“There are written submissions. But strangely no one is appearing before the tribunal and making themselves available to answer objections raised here,” said former justice Shah on the second day of the tribunal set up to record views on nuclear power and the proposed Jaitapur Nuclear Power Plant in Ratnagiri district.
On Friday, the commission got several documents related to radiation safety, including an EIA (environment impact assessment) and one on the benefits and misconceptions of the Jaitapur plant, from the Nuclear Power Corporation of India Limited (NPCIL) and the Department of Atomic Energy.
The previous day, the two-member commission comprising Shah and retired justice SD Pandit received a written deposition from the Atomic Energy Regulatory Board (AERB). Shah insisted that apart from a discussion on safety protocols in nuclear plants and that committees met often to review them, the document did not address any issues raised by the tribunal.
Shah has asked nuclear experts to examine and review all the documents and submit their observations to the tribunal. “Tell us what was not considered in the EIA. What was not considered is an important aspect,” he said.
Some of the 20 locals from Sakhri Nate, the village where Tabrez Sayekar, 30, was killed in a police firing last month, deposed before the panel, and will hand over bullets found inside a house as evidence. “The police beat women with lathis, pelted stones inside houses and opened firing,” said Begum Barkat Husiye.

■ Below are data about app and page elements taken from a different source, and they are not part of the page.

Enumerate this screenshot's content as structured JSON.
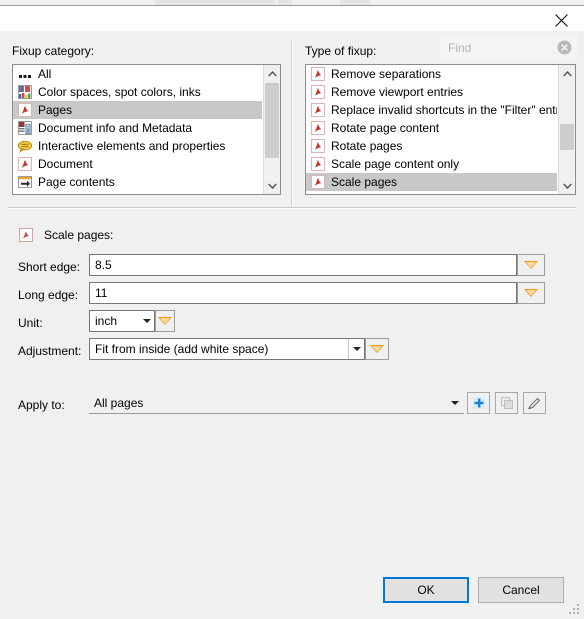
{
  "window": {
    "close_icon": "close-icon"
  },
  "left_pane": {
    "label": "Fixup category:",
    "items": [
      {
        "label": "All",
        "icon": "dots-icon",
        "selected": false
      },
      {
        "label": "Color spaces, spot colors, inks",
        "icon": "color-swatch-icon",
        "selected": false
      },
      {
        "label": "Pages",
        "icon": "pdf-icon",
        "selected": true
      },
      {
        "label": "Document info and Metadata",
        "icon": "metadata-info-icon",
        "selected": false
      },
      {
        "label": "Interactive elements and properties",
        "icon": "comment-bubble-icon",
        "selected": false
      },
      {
        "label": "Document",
        "icon": "pdf-icon",
        "selected": false
      },
      {
        "label": "Page contents",
        "icon": "arrow-page-icon",
        "selected": false
      }
    ],
    "scrollbar": {
      "up_icon": "chevron-up-icon",
      "down_icon": "chevron-down-icon"
    }
  },
  "right_pane": {
    "label": "Type of fixup:",
    "search": {
      "placeholder": "Find",
      "value": "",
      "clear_icon": "clear-circle-icon"
    },
    "items": [
      {
        "label": "Remove separations",
        "icon": "pdf-icon",
        "selected": false
      },
      {
        "label": "Remove viewport entries",
        "icon": "pdf-icon",
        "selected": false
      },
      {
        "label": "Replace invalid shortcuts in the \"Filter\" entry",
        "icon": "pdf-icon",
        "selected": false
      },
      {
        "label": "Rotate page content",
        "icon": "pdf-icon",
        "selected": false
      },
      {
        "label": "Rotate pages",
        "icon": "pdf-icon",
        "selected": false
      },
      {
        "label": "Scale page content only",
        "icon": "pdf-icon",
        "selected": false
      },
      {
        "label": "Scale pages",
        "icon": "pdf-icon",
        "selected": true
      }
    ],
    "scrollbar": {
      "up_icon": "chevron-up-icon",
      "down_icon": "chevron-down-icon"
    }
  },
  "fixup_form": {
    "header": {
      "icon": "pdf-icon",
      "title": "Scale pages:"
    },
    "rows": {
      "short_edge": {
        "label": "Short edge:",
        "value": "8.5",
        "spinner_icon": "orange-triangle-down-icon"
      },
      "long_edge": {
        "label": "Long edge:",
        "value": "11",
        "spinner_icon": "orange-triangle-down-icon"
      },
      "unit": {
        "label": "Unit:",
        "value": "inch",
        "caret_icon": "chevron-down-icon",
        "spinner_icon": "orange-triangle-down-icon"
      },
      "adjustment": {
        "label": "Adjustment:",
        "value": "Fit from inside (add white space)",
        "caret_icon": "chevron-down-icon",
        "spinner_icon": "orange-triangle-down-icon"
      },
      "apply_to": {
        "label": "Apply to:",
        "value": "All pages",
        "caret_icon": "chevron-down-icon",
        "buttons": [
          {
            "name": "add-button",
            "icon": "plus-icon",
            "enabled": true
          },
          {
            "name": "duplicate-button",
            "icon": "copy-icon",
            "enabled": false
          },
          {
            "name": "edit-button",
            "icon": "pencil-icon",
            "enabled": true
          }
        ]
      }
    }
  },
  "footer": {
    "ok_label": "OK",
    "cancel_label": "Cancel"
  },
  "colors": {
    "dialog_bg": "#f0f0f0",
    "accent_blue": "#0078d7",
    "spinner_orange": "#f29415",
    "selection_gray": "#c8c8c8",
    "pdf_icon_red": "#c0392b"
  }
}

The commission has stated that it intends to visit the villages affected by the project and record grievances regarding the police repression.